Then again, ReFS lacks a good number of capabilities or qualities NTFS possesses, and this fact should count for something too. Data deduplication, hard links, disk quotas, compression and encryption of file systems, extended attributes are some of the features we were talking about which do not have a place on the new file system as of now.
Furthermore, users cannot use any old partition to rebase it as ReFS. Users can take advantage of the new file system only on utilities such as Storage Space where it helps to prevent data corruption through its reliability features and stable setup.
Nevertheless, if you use Windows server 2016, you can use ReFS (if you want) in place of NTFS to format volumes, and this is as good as it gets. We recommend that you use this feature only on volumes where you want to store virtual machines. Unfortunately, Windows will still not let you use ReFS as the base system on your boot volume. Your PC still supports only NTFS drives for booting.
We can only hope that things change soon, but nothing is guaranteed anyway. We do not know what exactly ReFS might evolve into in the future. Microsoft might work hard and make further improvements to the system, but in the same way, ReFS could lose support and might be replaced by something better. We also cannot define the timeline or period in which these events would happen.
As far as we know and from what we have observed in your study, ReFS supports only specific tasks or features. It has not been groomed well enough to act as a standalone file system. Well, we mean at least for now.

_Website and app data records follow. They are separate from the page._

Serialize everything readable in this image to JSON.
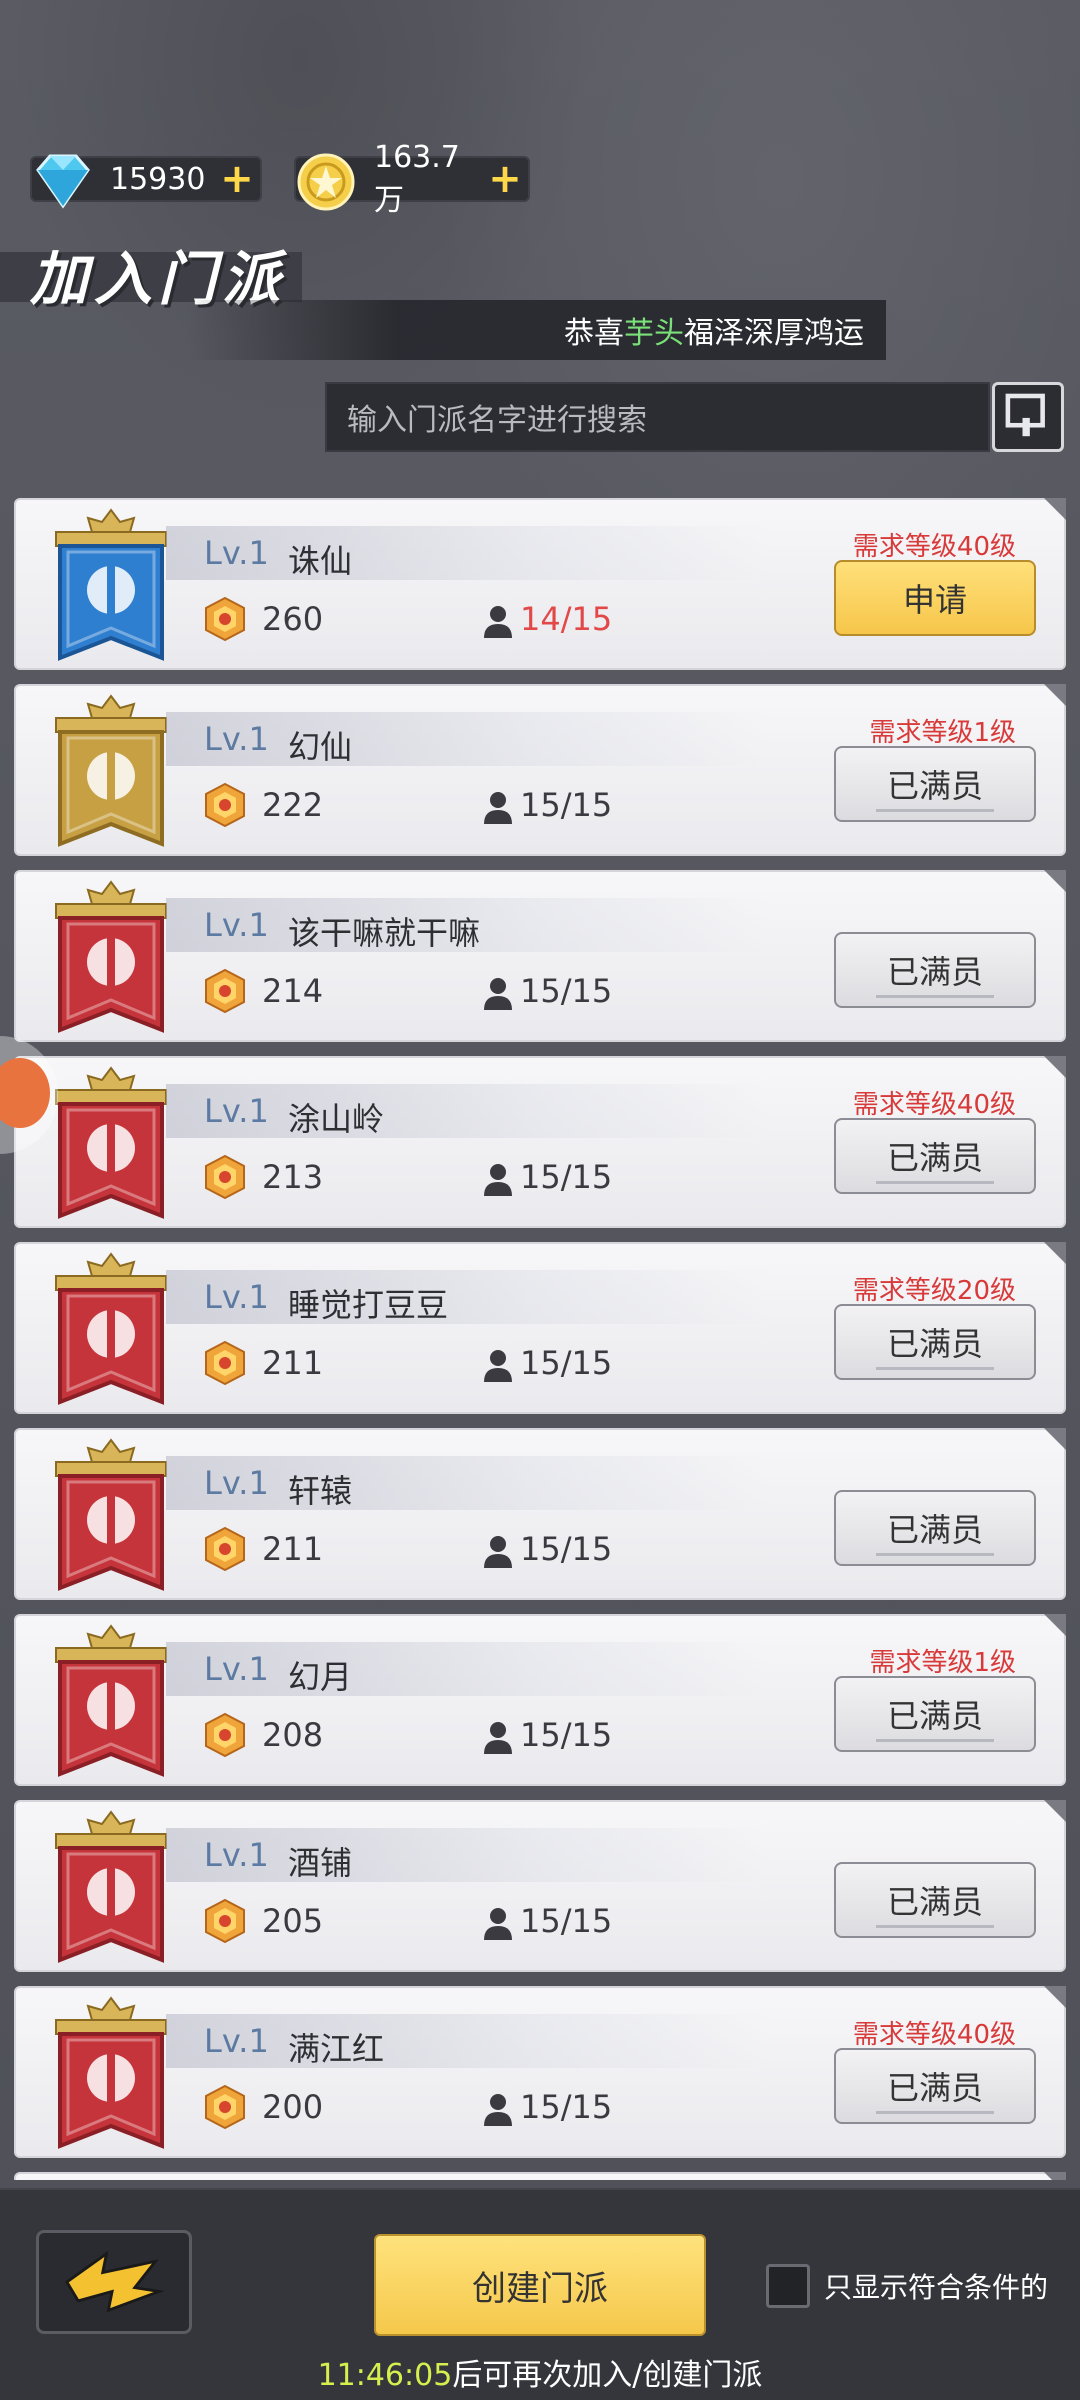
{
  "currency": {
    "diamond": {
      "amount": "15930",
      "icon": "diamond-icon"
    },
    "coin": {
      "amount": "163.7万",
      "icon": "coin-icon"
    },
    "plus": "+"
  },
  "header": {
    "title": "加入门派",
    "ticker": {
      "prefix": "恭喜",
      "highlight": "芋头",
      "suffix": "福泽深厚鸿运"
    }
  },
  "search": {
    "placeholder": "输入门派名字进行搜索"
  },
  "guilds": [
    {
      "lv": "Lv.1",
      "name": "诛仙",
      "power": "260",
      "members": "14/15",
      "members_full": false,
      "requirement": "需求等级40级",
      "action": "申请",
      "action_type": "apply",
      "emblem": "blue"
    },
    {
      "lv": "Lv.1",
      "name": "幻仙",
      "power": "222",
      "members": "15/15",
      "members_full": true,
      "requirement": "需求等级1级",
      "action": "已满员",
      "action_type": "full",
      "emblem": "gold"
    },
    {
      "lv": "Lv.1",
      "name": "该干嘛就干嘛",
      "power": "214",
      "members": "15/15",
      "members_full": true,
      "requirement": "",
      "action": "已满员",
      "action_type": "full",
      "emblem": "red"
    },
    {
      "lv": "Lv.1",
      "name": "涂山岭",
      "power": "213",
      "members": "15/15",
      "members_full": true,
      "requirement": "需求等级40级",
      "action": "已满员",
      "action_type": "full",
      "emblem": "red"
    },
    {
      "lv": "Lv.1",
      "name": "睡觉打豆豆",
      "power": "211",
      "members": "15/15",
      "members_full": true,
      "requirement": "需求等级20级",
      "action": "已满员",
      "action_type": "full",
      "emblem": "red"
    },
    {
      "lv": "Lv.1",
      "name": "轩辕",
      "power": "211",
      "members": "15/15",
      "members_full": true,
      "requirement": "",
      "action": "已满员",
      "action_type": "full",
      "emblem": "red"
    },
    {
      "lv": "Lv.1",
      "name": "幻月",
      "power": "208",
      "members": "15/15",
      "members_full": true,
      "requirement": "需求等级1级",
      "action": "已满员",
      "action_type": "full",
      "emblem": "red"
    },
    {
      "lv": "Lv.1",
      "name": "酒铺",
      "power": "205",
      "members": "15/15",
      "members_full": true,
      "requirement": "",
      "action": "已满员",
      "action_type": "full",
      "emblem": "red"
    },
    {
      "lv": "Lv.1",
      "name": "满江红",
      "power": "200",
      "members": "15/15",
      "members_full": true,
      "requirement": "需求等级40级",
      "action": "已满员",
      "action_type": "full",
      "emblem": "red"
    }
  ],
  "bottom": {
    "create_label": "创建门派",
    "filter_label": "只显示符合条件的",
    "filter_checked": false,
    "countdown_time": "11:46:05",
    "countdown_text": "后可再次加入/创建门派"
  },
  "colors": {
    "accent_yellow": "#f6c64a",
    "full_red": "#e24848",
    "highlight_green": "#7be07a",
    "lv_blue": "#5c7aa2",
    "timer_yellow": "#d6ef4f"
  }
}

If you were looking to improve your system performance by implementing a new file storage system, then you probably have not seen enough to get what you want. Therefore, we recommend that you download and run Auslogics BoostSpeed. This excellent program is capable of executing numerous system optimization procedures to speed or tune your PC.